Fatal Subway Shove Renews Debate on Forced Treatment for the Mentally Ill

A second fatal subway pushing in less than a month has renewed focus on a New York law that requires some mentally ill people to get psychiatric treatment.

Police have charged Erika Menendez, 31, with shoving Sunando Sen in front of an oncoming subway car last Thursday in Queens. Menendez is being held without bail and a judge has requested a psychiatric evaluation.

Police said Menendez's family members called authorities several times in the past five years because she had not been properly taking prescribed medications and they were having difficulty dealing with her. Police did not say what the medication was.

Menendez had been arrested several times. She pleaded guilty to assaulting a man in 2003, and drug possession.

Menendez was in custody and unavailable for comment.

It was unclear what lawyer was representing her, and whether she had ever been subjected to “Kendra’s Law.”

Under the 1999 law, named after a young woman who was fatally pushed onto the subway tracks by a mentally ill man, judges can force patients to receive "assisted outpatient treatment," a form of involuntary commitment to care and monitoring by mental health professionals. (Judges, however, cannot order patients to take specific medications). Patients who fail to follow treatment orders can be committed to a psychiatric institution — initially up to three days for evaluation, and potentially longer.

"New York State is the best state on paper and the worst state in practice," said DJ Jaffee, executive director of the Mental Illness Policy Organization. "Basically what the law does now is requires someone to become dangerous to themselves or others [before being forced into treatment]. We believe it should prevent someone from becoming a danger to themselves or others."

Quoting unnamed sources, The New York Times reported Menendez had been to Bellevue and Elmhurst hospitals for psychiatric treatment. The city's Health and Hospitals Corporation, which administers the hospitals, declined to comment, citing privacy concerns.

The Times also reported a case worker had repeatedly attempted to visit Menendez at home but found her missing and left medication and instructions to call.

Critics of Kendra's Law said the mental health system needs more outreach workers and mental health clinics, not more involuntary treatment.

"Kendra’s Law is a step deeper in the wrong direction for a lot more money for a lot fewer people," said Harvey Rosenthal, executive director of the New York Association of Psychiatric Rehabilitation Services.

Rosenthal said New York is currently developing a system that integrates mental healthcare with other medical treatment and that makes service providers more accountable.

Under Governor Andrew Cuomo, Cuomo’s Medicaid overhaul, the managed care organizations that provide most of the treatment for the mentally ill get paid partly on how well they do keeping patients out of hospitals.
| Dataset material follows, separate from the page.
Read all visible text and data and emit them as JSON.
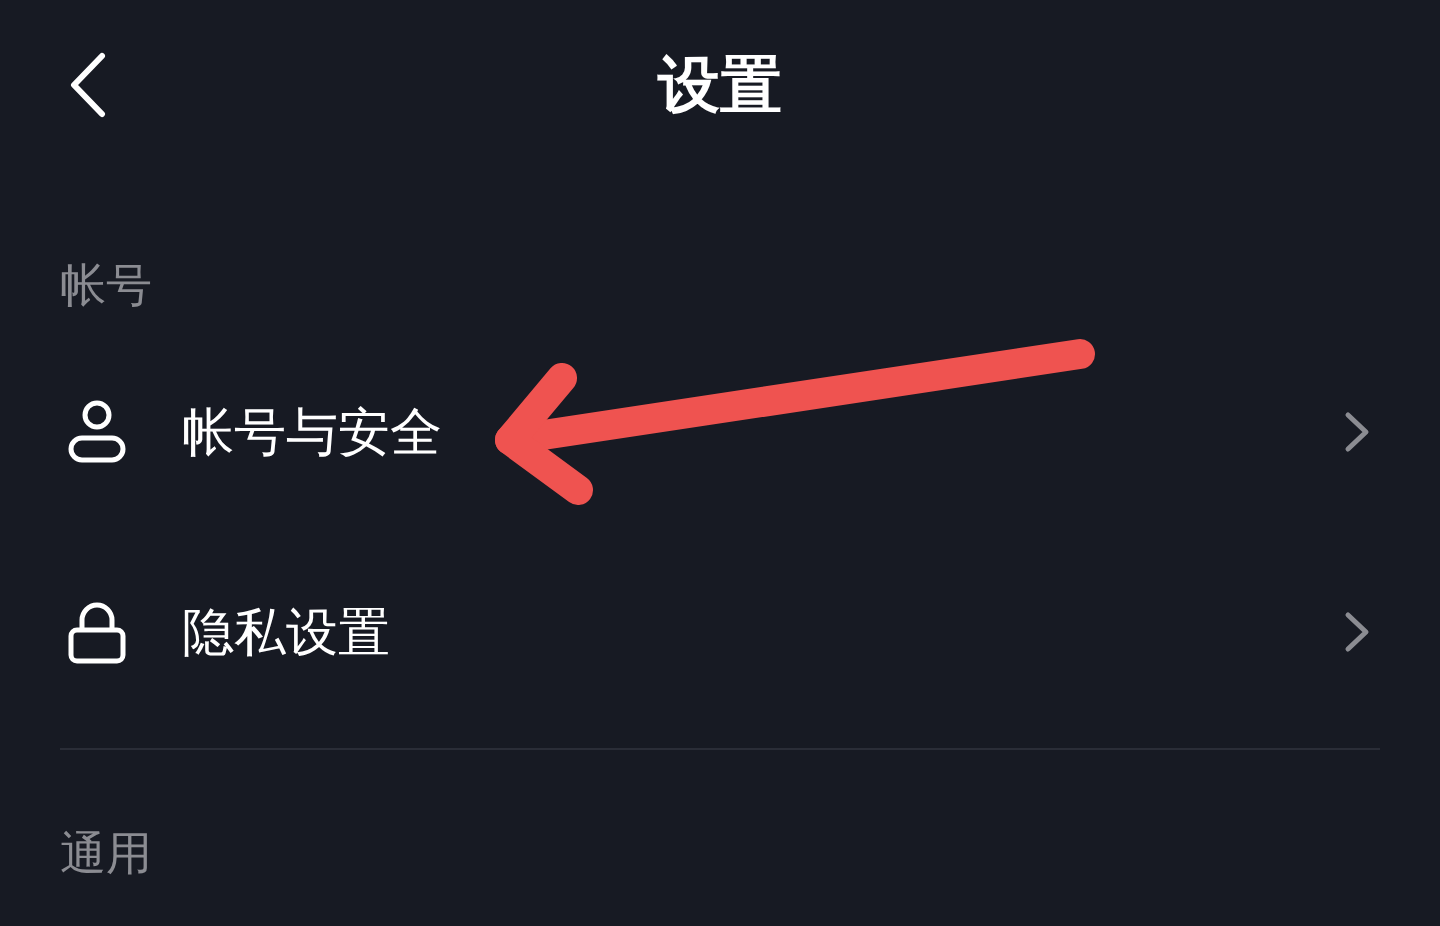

"They're setting the bar higher and creating a system that's more proactive and relies more on people who are out helping people on the streets, not just in offices or hospitals," Rosenthal said. 

Dr. Bruce Link, a professor of epidemiology at Columbia University’s Mailman School of Public Health, said Kendra’s Law has been effective at reducing violence among the mentally ill – and strikes a balance between individual rights and public safety.

But he also was cautious about extending involuntary treatment to a broader swathe of the mentally ill.

"Predicting dangerousness is just a difficult thing that psychiatry really can’t do perfectly," Link said. The current system, he said, provides "a pretty good idea of who’s at risk."

Link has compared patients who were monitored by the mental health system under Kendra’s Law with similar patients who were not. He found that those who received assisted outpatient treatment became more functional and less violent over time than those who did not.

"There are a lot of success stories under Kendra’s Law," he said. "Unfortunately, you don't hear about those. You hear about the dramatic incidents, which are newsworthy" but very rare.

Kendra's Law was renewed in 2010 and is up for renewal again in 2015. In the meantime, Jaffe and others are pressing Albany to pass the Kendra's Law Improvement Act, which they say will make it easier for families to use the court system to force relatives to get treatment.

Correction: In an earlier version of this article, WNYC incorrectly identified professor Bruce Link as Bruce Felt. WNYC regrets the error.